To improve their human touch, global banks will increasingly turn to the quantum potential of artificial intelligence in the race to fill the vacuum created by the modern banking customer’s digital existence.
And leading the way, according to the latest research from Accenture, are Australian bankers, who entrust their futures in the revolutionary potential of AI more than anywhere else in the banking world.
Just this week, the Commonwealth Bank announced the development of a quantum computer simulator the bank said will offer Australian developers “a head start” on the massive step change in computing power promised by quantum processing.
“Our investment in quantum computing has a long-term focus,” David Whiteing, CBA’s chief information officer said. “It allows us to support Australian innovation that is world leading and that we believe will materially benefit our customers and shareholders over the next decade.”
Quantum computing will transform industries and aspects of the broader community, including the banking sector, Whiteing added.
The AI revolution
According to Accenture, almost nine out of every ten (87 per cent) of Accenture’s Australian banking respondents agree that “AI will revolutionise the way they gain information from and interact with customers”.
“This is above the global rate of 76 per cent,” according to Alan McIntyre, head of Accenture’s banking practice.
Published in the ‘Accenture Banking Technology Vision 2017’, the research reveals a global banking sector enamoured of AI’s customer relations upside, and is based on an international measurement of over 600 bankers, including interviews with industry leaders, experts and leading fintech voices.
According to Accenture, more than half of Australian bankers surveyed believe that AI is capable of becoming the face of their organization or brand.
Almost three-quarters (73 per cent) believe that by 2020, the majority of organisations in banking will deploy AI interfaces as their primary point for interacting with customers.
The digital touch
With the shift to digital reduces the volume of human contact but increases its importance, Accenture found six out of ten Australian bankers agree that despite the consequent increased flow of customer data and insights, banks still struggle to grasp a customer's needs and goals.
The report suggested that AI-enabled tools will ultimately “help banks identify consumer preferences and empower their workforces to react with insight and emotional intelligence”.
According to McIntyre, the diversifying needs and priorities of banking consumers’ are pushing financial services firms to redefine how they interact with customers and how best to conceive products and services to meet individuals’ needs.

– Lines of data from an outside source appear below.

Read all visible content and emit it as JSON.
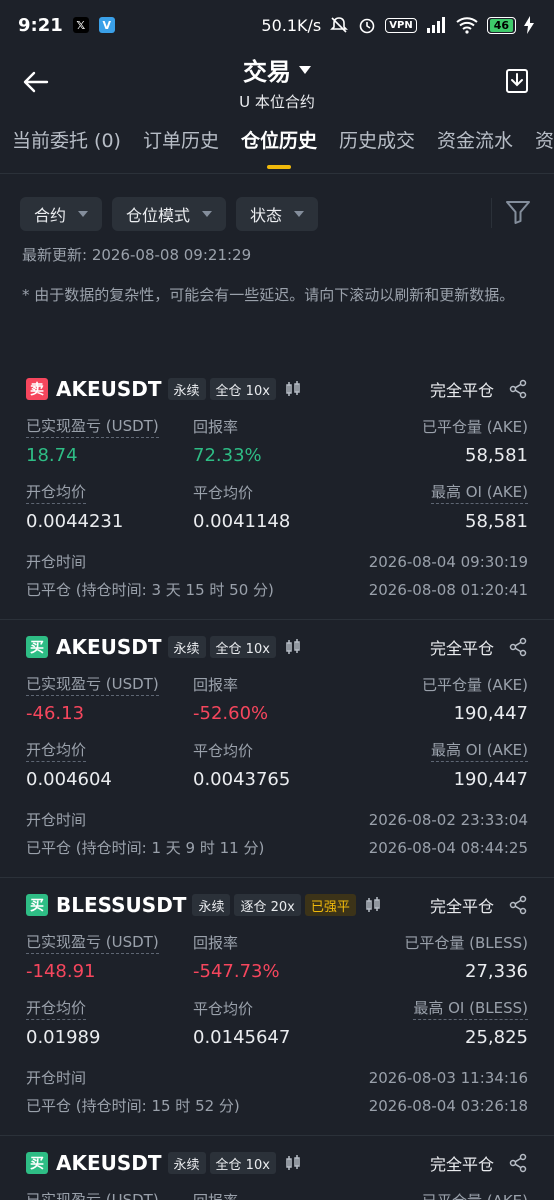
{
  "status_bar": {
    "time": "9:21",
    "speed": "50.1K/s",
    "battery": "46"
  },
  "header": {
    "title": "交易",
    "subtitle": "U 本位合约"
  },
  "tabs": [
    {
      "label": "当前委托 (0)"
    },
    {
      "label": "订单历史"
    },
    {
      "label": "仓位历史",
      "active": true
    },
    {
      "label": "历史成交"
    },
    {
      "label": "资金流水"
    },
    {
      "label": "资"
    }
  ],
  "filters": {
    "contract": "合约",
    "position_mode": "仓位模式",
    "status": "状态"
  },
  "last_update": "最新更新: 2026-08-08 09:21:29",
  "note": "* 由于数据的复杂性，可能会有一些延迟。请向下滚动以刷新和更新数据。",
  "labels": {
    "pnl": "已实现盈亏 (USDT)",
    "roi": "回报率",
    "open_price": "开仓均价",
    "close_price": "平仓均价",
    "open_time": "开仓时间"
  },
  "positions": [
    {
      "side": "卖",
      "symbol": "AKEUSDT",
      "type": "永续",
      "margin": "全仓 10x",
      "status": "完全平仓",
      "pnl": "18.74",
      "roi": "72.33%",
      "closed_qty_label": "已平仓量 (AKE)",
      "closed_qty": "58,581",
      "open_price": "0.0044231",
      "close_price": "0.0041148",
      "max_oi_label": "最高 OI (AKE)",
      "max_oi": "58,581",
      "open_time": "2026-08-04 09:30:19",
      "closed_label": "已平仓 (持仓时间: 3 天 15 时 50 分)",
      "closed_time": "2026-08-08 01:20:41"
    },
    {
      "side": "买",
      "symbol": "AKEUSDT",
      "type": "永续",
      "margin": "全仓 10x",
      "status": "完全平仓",
      "pnl": "-46.13",
      "roi": "-52.60%",
      "closed_qty_label": "已平仓量 (AKE)",
      "closed_qty": "190,447",
      "open_price": "0.004604",
      "close_price": "0.0043765",
      "max_oi_label": "最高 OI (AKE)",
      "max_oi": "190,447",
      "open_time": "2026-08-02 23:33:04",
      "closed_label": "已平仓 (持仓时间: 1 天 9 时 11 分)",
      "closed_time": "2026-08-04 08:44:25"
    },
    {
      "side": "买",
      "symbol": "BLESSUSDT",
      "type": "永续",
      "margin": "逐仓 20x",
      "extra_tag": "已强平",
      "status": "完全平仓",
      "pnl": "-148.91",
      "roi": "-547.73%",
      "closed_qty_label": "已平仓量 (BLESS)",
      "closed_qty": "27,336",
      "open_price": "0.01989",
      "close_price": "0.0145647",
      "max_oi_label": "最高 OI (BLESS)",
      "max_oi": "25,825",
      "open_time": "2026-08-03 11:34:16",
      "closed_label": "已平仓 (持仓时间: 15 时 52 分)",
      "closed_time": "2026-08-04 03:26:18"
    },
    {
      "side": "买",
      "symbol": "AKEUSDT",
      "type": "永续",
      "margin": "全仓 10x",
      "status": "完全平仓",
      "closed_qty_label": "已平仓量 (AKE)"
    }
  ],
  "colors": {
    "background": "#1d2129",
    "accent": "#f0b90b",
    "positive": "#2ebd85",
    "negative": "#f6465d"
  }
}
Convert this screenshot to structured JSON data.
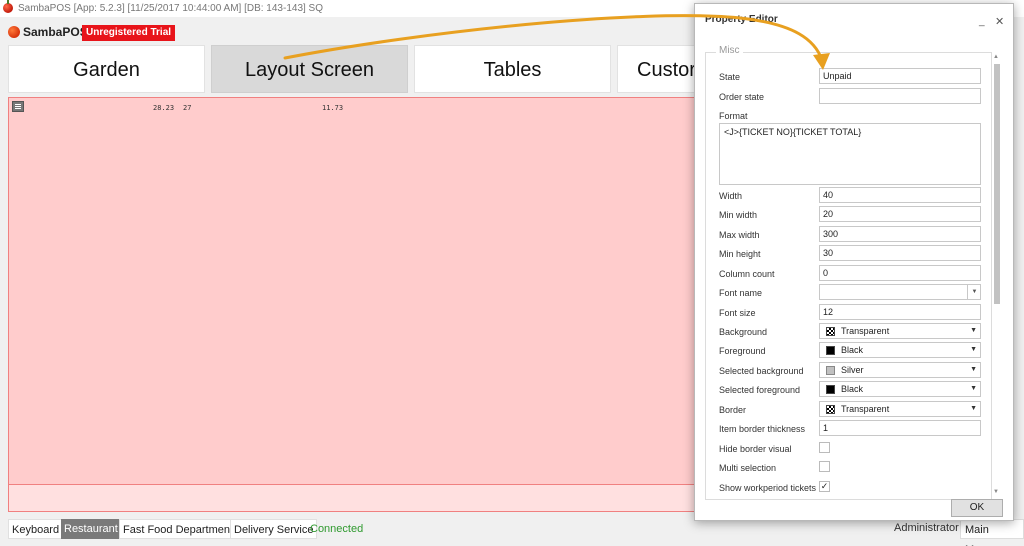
{
  "window": {
    "title": "SambaPOS [App: 5.2.3] [11/25/2017 10:44:00 AM] [DB: 143-143] SQ"
  },
  "brand": {
    "logo_text": "SambaPOS",
    "trial_badge": "Unregistered Trial",
    "badge_color": "#e8141a"
  },
  "tabs": [
    {
      "label": "Garden",
      "active": false
    },
    {
      "label": "Layout Screen Design",
      "active": true
    },
    {
      "label": "Tables",
      "active": false
    },
    {
      "label": "Custor",
      "active": false
    }
  ],
  "canvas": {
    "background_color": "#ffcccc",
    "values": [
      "28.23",
      "27",
      "11.73"
    ]
  },
  "statusbar": {
    "items": [
      "Keyboard",
      "Restaurant",
      "Fast Food Department",
      "Delivery Service"
    ],
    "active_item": "Restaurant",
    "connection": "Connected",
    "user": "Administrator",
    "main_menu": "Main Menu"
  },
  "dialog": {
    "title": "Property Editor",
    "group_label": "Misc",
    "ok_label": "OK",
    "properties": {
      "state": {
        "label": "State",
        "value": "Unpaid"
      },
      "order_state": {
        "label": "Order state",
        "value": ""
      },
      "format": {
        "label": "Format",
        "value": "<J>{TICKET NO}{TICKET TOTAL}"
      },
      "width": {
        "label": "Width",
        "value": "40"
      },
      "min_width": {
        "label": "Min width",
        "value": "20"
      },
      "max_width": {
        "label": "Max width",
        "value": "300"
      },
      "min_height": {
        "label": "Min height",
        "value": "30"
      },
      "column_count": {
        "label": "Column count",
        "value": "0"
      },
      "font_name": {
        "label": "Font name",
        "value": ""
      },
      "font_size": {
        "label": "Font size",
        "value": "12"
      },
      "background": {
        "label": "Background",
        "value": "Transparent"
      },
      "foreground": {
        "label": "Foreground",
        "value": "Black"
      },
      "selected_background": {
        "label": "Selected background",
        "value": "Silver"
      },
      "selected_foreground": {
        "label": "Selected foreground",
        "value": "Black"
      },
      "border": {
        "label": "Border",
        "value": "Transparent"
      },
      "item_border_thickness": {
        "label": "Item border thickness",
        "value": "1"
      },
      "hide_border_visual": {
        "label": "Hide border visual",
        "checked": false
      },
      "multi_selection": {
        "label": "Multi selection",
        "checked": false
      },
      "show_workperiod_tickets": {
        "label": "Show workperiod tickets",
        "checked": true
      }
    }
  },
  "annotation": {
    "arrow_color": "#e8a020"
  }
}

“AI-enabled tools can help banks identify consumer preferences and empower their workforces to react with insight and emotional intelligence, which is essential for the development of meaningful consumer relationships,” McIntyre said.
“In traditional banks, basic transactions continue to migrate from physical to digital channels, leading to major changes as banks redesign their branch networks and enhance their digital footprint,” the report noted, adding that the challenge will be how quickly banks can go live with new technologies wholly incompatible with their existing IT infrastructure.
Reflecting this, 73 per cent of Australian bankers agree that competitive advantage will not be determined by their organisation alone, but by the strength of their chosen partners and ecosystems.
According to the report the top reasons for introducing AI were to gain data analysis and insights (60 per cent), to increase productivity (59 per cent) and improve cost benefit savings (54 per cent).
According to CBA, with the emergence of big data as a field, any complete analysis of a future dataset of scope might take an existing computer decades or centuries to process, with a quantum computer the process can take seconds or minutes.
“It will be some time until the first quantum computer is built but the time for investment is now. It is important we are able to test and build today so we are ready for tomorrow,” Whiteing added.